The Santa Fe Trail and the Mexican War
Americans in the mid-1840s, facing a nearly empty continent stretching to the west, saw it as their natural right, their "Manifest Destiny", to annex this land to the United States. The young country traveled to its "destiny" over a rough, rutted, dangerous road: the Santa Fe Trail. William Y. Chalfant tells the story of this road - stretching eight hundred miles from Independence, Missouri, to Santa Fe, New Mexico - during the pivotal period of the Mexican War. Less than a month after the United States declared war on Mexico on May 13, 1846, Col. Stephen W. Kearny's Army of the West set out on the trail to Santa Fe. Under orders to seize New Mexico, Kearny's army raised tbe U.S. flag over Santa Fe at the end of August. By the time William Gilpin's Indian Battalion followed the trail back east in the fall of 1848 after the end of war, the United States had acquired its vast western territory. Meantime, travel over the Santa Fe Trail increased. Traders, who first opened the trail, continued their profitable treks, often setting records in the time required to travel the distance. And soldiers marched steadily westward. Some stopped to build Fort Mann, to provide a refuge not only from the hazards of summer heat and winter storms but also from the dangers of the country's original inhabitants, the Indians. This was the homeland of the Cheyennes, Arapahoes, Comanches, Kiowas, and Plains Apaches - Indians who roamed the plains and hunted the buffalo. As the invading whites stole their land, demeaned their culture, destroyed the buffalo herds, and introduced new diseases, the Indians realized the threat to their way of life. They fought back, and the Indian wars soon began. Dangerous Passagetakes us along the Santa Fe Trail - past Pawnee Rock, across the Arkansas at the Middle Crossing, through the Jornada, and along the Cimarron. We meet the intrepid trader Francis X. Aubry, we join the soldiers at Love's Defeat and Gabriel's Barbeque, and we witness the death of the Comanche chief Red Sleeve. Thanks to William Y. Chalfant, our trail is clearly marked.

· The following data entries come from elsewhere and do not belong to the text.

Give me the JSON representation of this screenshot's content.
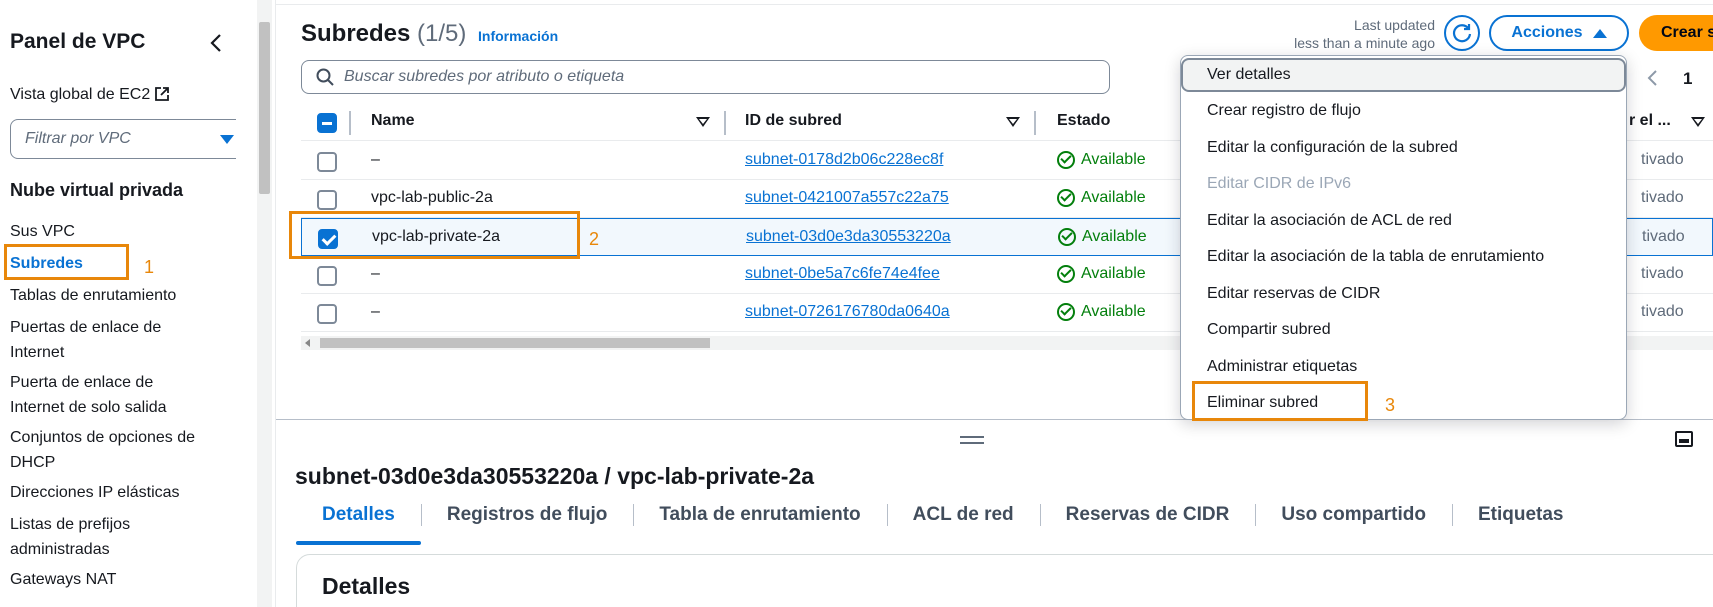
{
  "sidebar": {
    "title": "Panel de VPC",
    "global_view": "Vista global de EC2",
    "filter_placeholder": "Filtrar por VPC",
    "section": "Nube virtual privada",
    "items": [
      {
        "label": "Sus VPC"
      },
      {
        "label": "Subredes"
      },
      {
        "label": "Tablas de enrutamiento"
      },
      {
        "label": "Puertas de enlace de Internet"
      },
      {
        "label": "Puerta de enlace de Internet de solo salida"
      },
      {
        "label": "Conjuntos de opciones de DHCP"
      },
      {
        "label": "Direcciones IP elásticas"
      },
      {
        "label": "Listas de prefijos administradas"
      },
      {
        "label": "Gateways NAT"
      }
    ]
  },
  "header": {
    "title": "Subredes",
    "count": "(1/5)",
    "info": "Información",
    "last_updated_1": "Last updated",
    "last_updated_2": "less than a minute ago",
    "actions_label": "Acciones",
    "create_label": "Crear subred"
  },
  "search": {
    "placeholder": "Buscar subredes por atributo o etiqueta"
  },
  "pager": {
    "page": "1"
  },
  "table": {
    "columns": [
      "Name",
      "ID de subred",
      "Estado",
      "r el ..."
    ],
    "rows": [
      {
        "name": "–",
        "id": "subnet-0178d2b06c228ec8f",
        "status": "Available",
        "extra": "tivado"
      },
      {
        "name": "vpc-lab-public-2a",
        "id": "subnet-0421007a557c22a75",
        "status": "Available",
        "extra": "tivado"
      },
      {
        "name": "vpc-lab-private-2a",
        "id": "subnet-03d0e3da30553220a",
        "status": "Available",
        "extra": "tivado"
      },
      {
        "name": "–",
        "id": "subnet-0be5a7c6fe74e4fee",
        "status": "Available",
        "extra": "tivado"
      },
      {
        "name": "–",
        "id": "subnet-0726176780da0640a",
        "status": "Available",
        "extra": "tivado"
      }
    ]
  },
  "menu": {
    "items": [
      {
        "label": "Ver detalles",
        "state": "hovered"
      },
      {
        "label": "Crear registro de flujo",
        "state": "normal"
      },
      {
        "label": "Editar la configuración de la subred",
        "state": "normal"
      },
      {
        "label": "Editar CIDR de IPv6",
        "state": "disabled"
      },
      {
        "label": "Editar la asociación de ACL de red",
        "state": "normal"
      },
      {
        "label": "Editar la asociación de la tabla de enrutamiento",
        "state": "normal"
      },
      {
        "label": "Editar reservas de CIDR",
        "state": "normal"
      },
      {
        "label": "Compartir subred",
        "state": "normal"
      },
      {
        "label": "Administrar etiquetas",
        "state": "normal"
      },
      {
        "label": "Eliminar subred",
        "state": "normal"
      }
    ]
  },
  "annotations": {
    "one": "1",
    "two": "2",
    "three": "3"
  },
  "detail": {
    "title": "subnet-03d0e3da30553220a / vpc-lab-private-2a",
    "tabs": [
      "Detalles",
      "Registros de flujo",
      "Tabla de enrutamiento",
      "ACL de red",
      "Reservas de CIDR",
      "Uso compartido",
      "Etiquetas"
    ],
    "card_title": "Detalles"
  },
  "colors": {
    "accent": "#0972d3",
    "primary_button": "#ff9900",
    "success": "#037f0c",
    "annotation": "#e8870a"
  }
}
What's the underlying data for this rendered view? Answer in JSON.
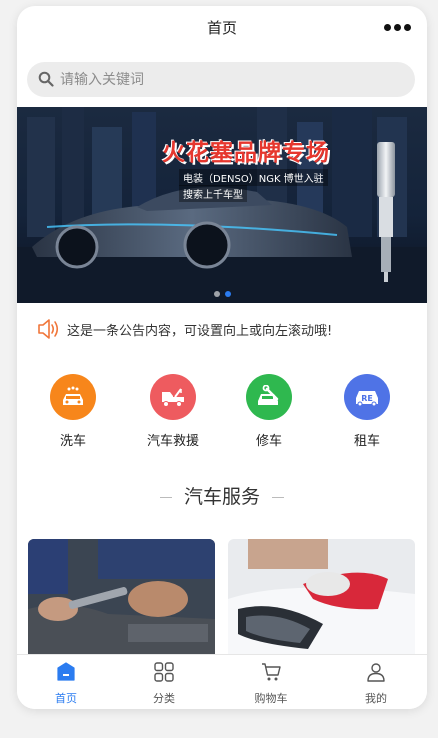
{
  "header": {
    "title": "首页"
  },
  "search": {
    "placeholder": "请输入关键词"
  },
  "banner": {
    "title": "火花塞品牌专场",
    "subtitle": "电装（DENSO）NGK 博世入驻",
    "subtitle2": "搜索上千车型",
    "slide_count": 2,
    "active_slide": 2
  },
  "notice": {
    "text": "这是一条公告内容，可设置向上或向左滚动哦!"
  },
  "services": [
    {
      "label": "洗车",
      "icon": "car-wash-icon",
      "color": "#f7861b"
    },
    {
      "label": "汽车救援",
      "icon": "tow-truck-icon",
      "color": "#ee5b5f"
    },
    {
      "label": "修车",
      "icon": "car-repair-icon",
      "color": "#2fb84f"
    },
    {
      "label": "租车",
      "icon": "car-rental-icon",
      "color": "#4f73e6"
    }
  ],
  "section": {
    "title": "汽车服务"
  },
  "tabbar": [
    {
      "label": "首页",
      "icon": "home-icon",
      "active": true
    },
    {
      "label": "分类",
      "icon": "category-grid-icon",
      "active": false
    },
    {
      "label": "购物车",
      "icon": "cart-icon",
      "active": false
    },
    {
      "label": "我的",
      "icon": "user-icon",
      "active": false
    }
  ],
  "colors": {
    "accent": "#2b7cf0",
    "notice_icon": "#f0763a"
  }
}
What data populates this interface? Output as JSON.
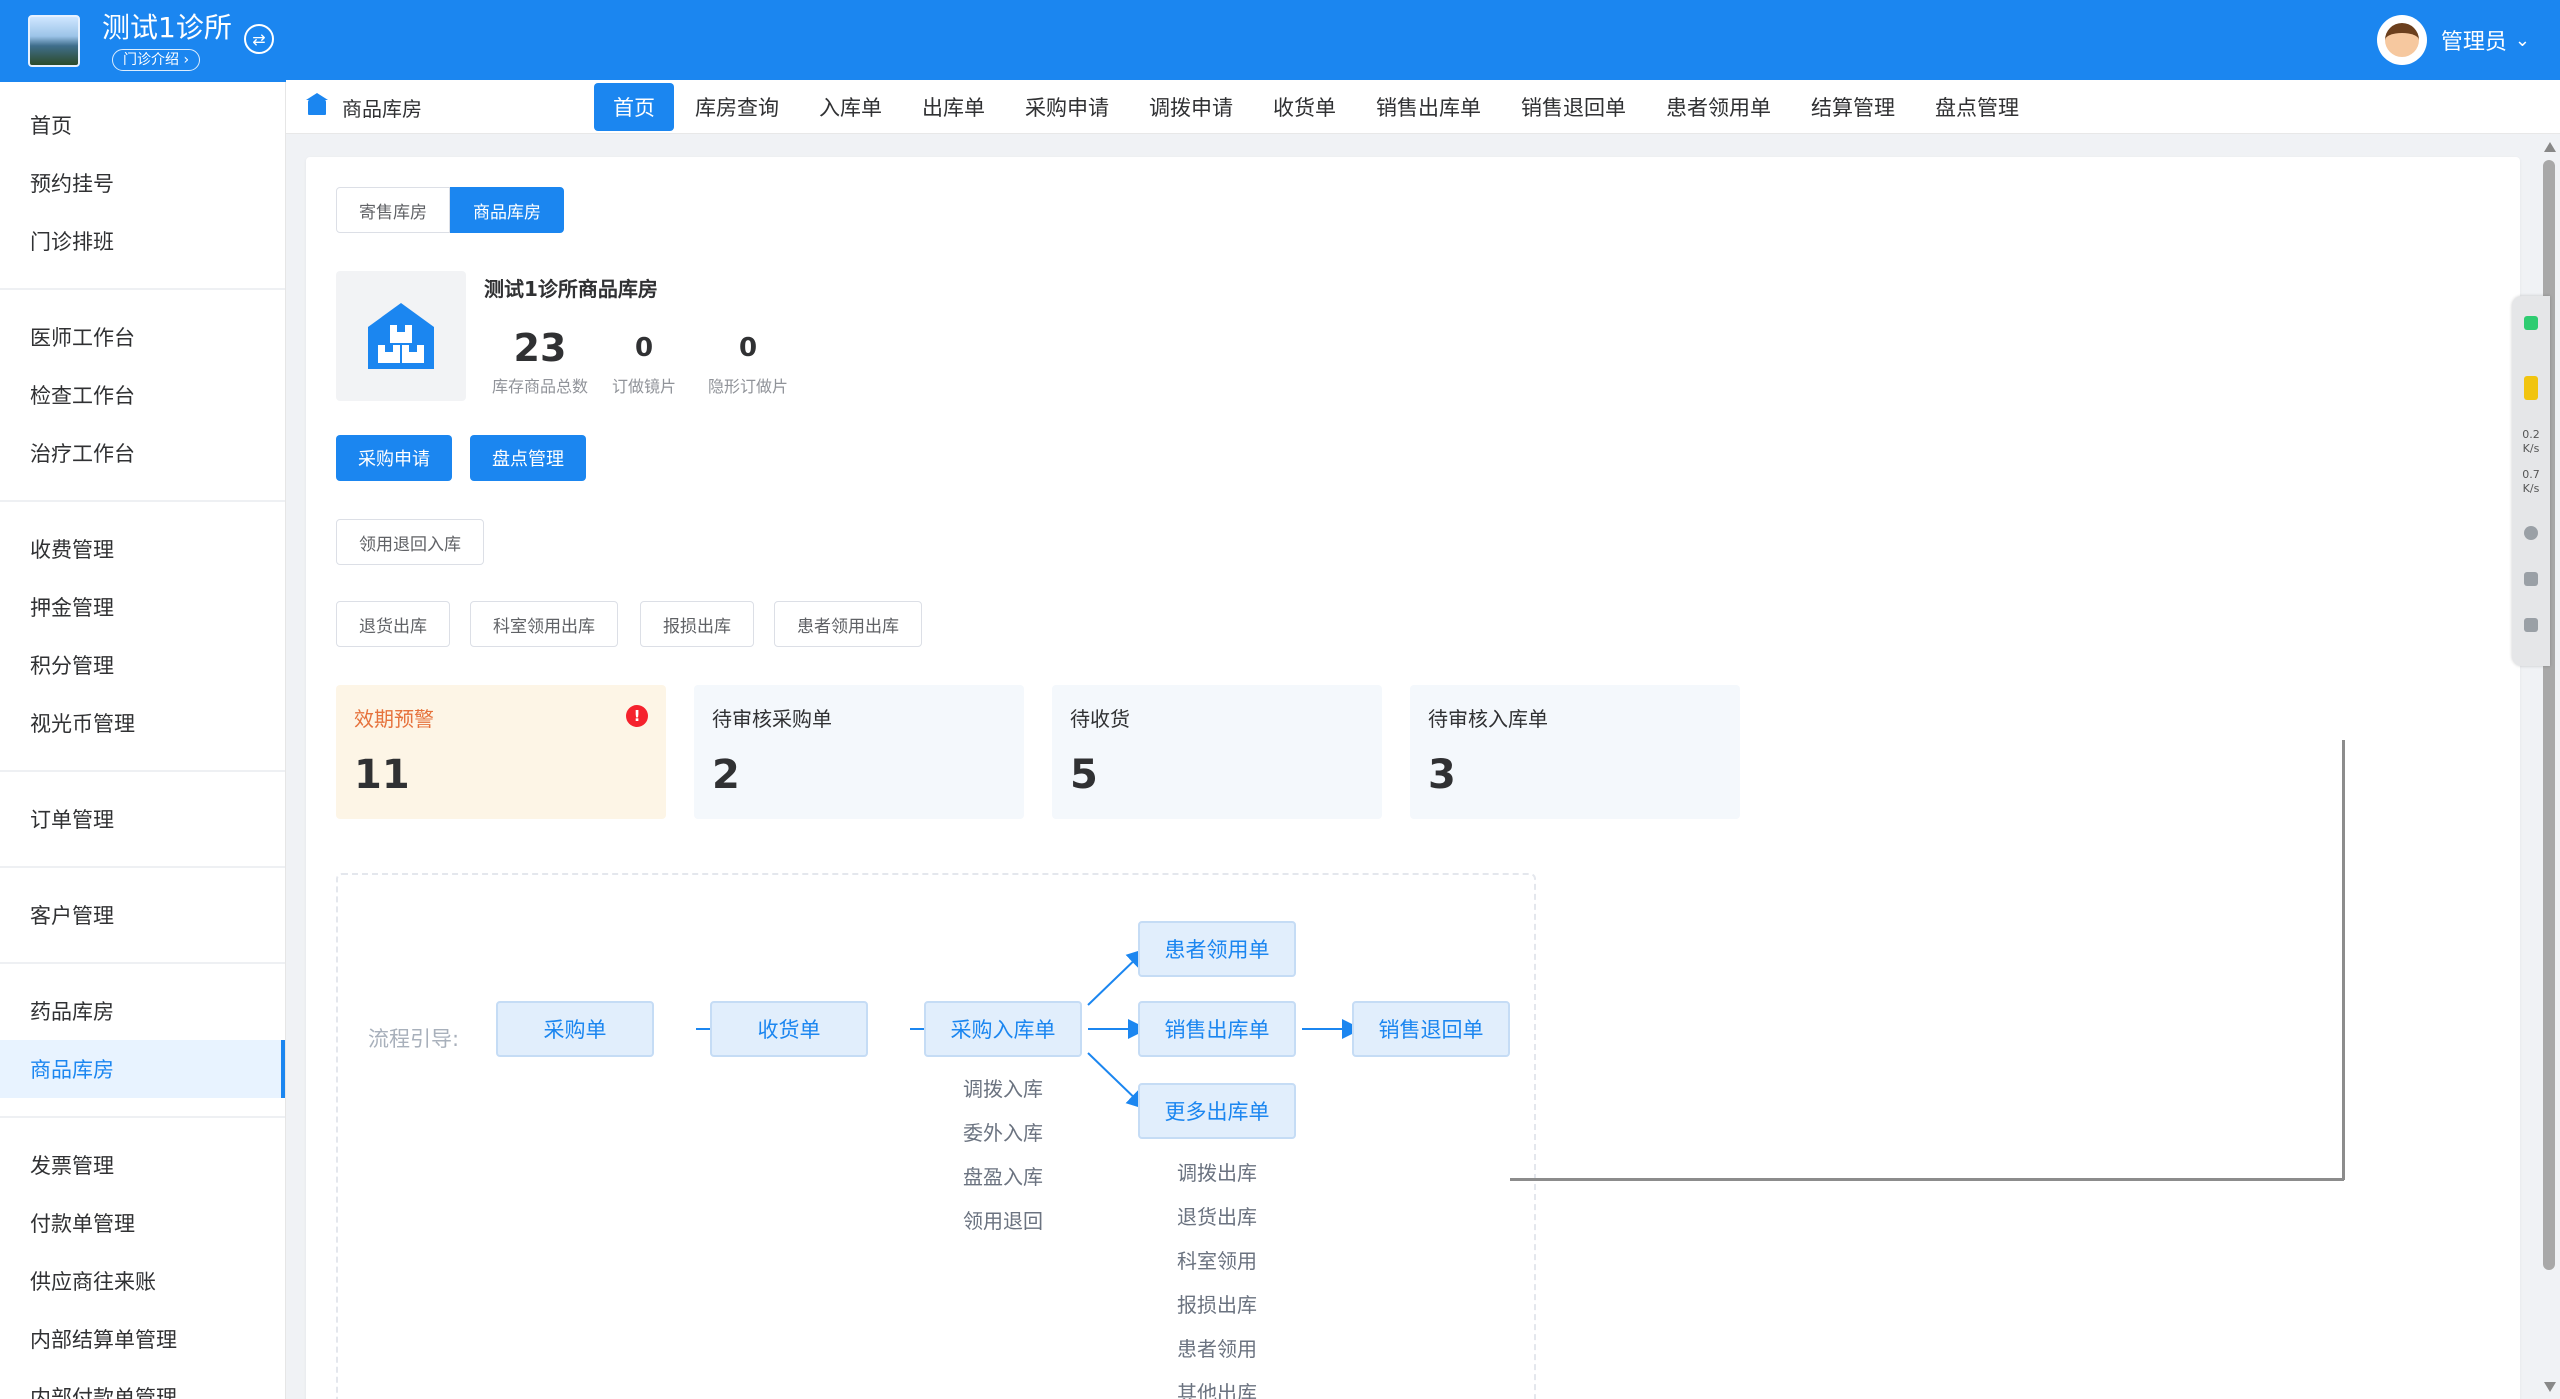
{
  "brand": {
    "title": "测试1诊所",
    "intro": "门诊介绍 ›"
  },
  "user": {
    "name": "管理员"
  },
  "sidebar": {
    "groups": [
      [
        "首页",
        "预约挂号",
        "门诊排班"
      ],
      [
        "医师工作台",
        "检查工作台",
        "治疗工作台"
      ],
      [
        "收费管理",
        "押金管理",
        "积分管理",
        "视光币管理"
      ],
      [
        "订单管理"
      ],
      [
        "客户管理"
      ],
      [
        "药品库房",
        "商品库房"
      ],
      [
        "发票管理",
        "付款单管理",
        "供应商往来账",
        "内部结算单管理",
        "内部付款单管理"
      ]
    ],
    "active": "商品库房"
  },
  "breadcrumb": "商品库房",
  "tabs": [
    "首页",
    "库房查询",
    "入库单",
    "出库单",
    "采购申请",
    "调拨申请",
    "收货单",
    "销售出库单",
    "销售退回单",
    "患者领用单",
    "结算管理",
    "盘点管理"
  ],
  "active_tab": "首页",
  "segment": {
    "left": "寄售库房",
    "right": "商品库房"
  },
  "warehouse": {
    "name": "测试1诊所商品库房",
    "stats": [
      {
        "value": "23",
        "label": "库存商品总数"
      },
      {
        "value": "0",
        "label": "订做镜片"
      },
      {
        "value": "0",
        "label": "隐形订做片"
      }
    ]
  },
  "actions": {
    "primary": [
      "采购申请",
      "盘点管理"
    ],
    "row1": [
      "领用退回入库"
    ],
    "row2": [
      "退货出库",
      "科室领用出库",
      "报损出库",
      "患者领用出库"
    ]
  },
  "kpis": [
    {
      "title": "效期预警",
      "value": "11",
      "alert": "!"
    },
    {
      "title": "待审核采购单",
      "value": "2"
    },
    {
      "title": "待收货",
      "value": "5"
    },
    {
      "title": "待审核入库单",
      "value": "3"
    }
  ],
  "flow": {
    "label": "流程引导:",
    "nodes": {
      "purchase": "采购单",
      "receive": "收货单",
      "purchase_in": "采购入库单",
      "patient_use": "患者领用单",
      "sales_out": "销售出库单",
      "sales_return": "销售退回单",
      "more_out": "更多出库单"
    },
    "in_subs": [
      "调拨入库",
      "委外入库",
      "盘盈入库",
      "领用退回"
    ],
    "out_subs": [
      "调拨出库",
      "退货出库",
      "科室领用",
      "报损出库",
      "患者领用",
      "其他出库"
    ]
  },
  "float_panel": {
    "rate1": "0.2",
    "unit1": "K/s",
    "rate2": "0.7",
    "unit2": "K/s"
  },
  "colors": {
    "primary": "#1b86f0",
    "warn_bg": "#fdf5e6",
    "warn_text": "#e6723c",
    "alert": "#f5222d"
  }
}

Norman : University of Oklahoma Press, c1994
0806126132 (alk. paper)
Branch Call Number:
xx, 325 p. : ill., maps ; 23 cm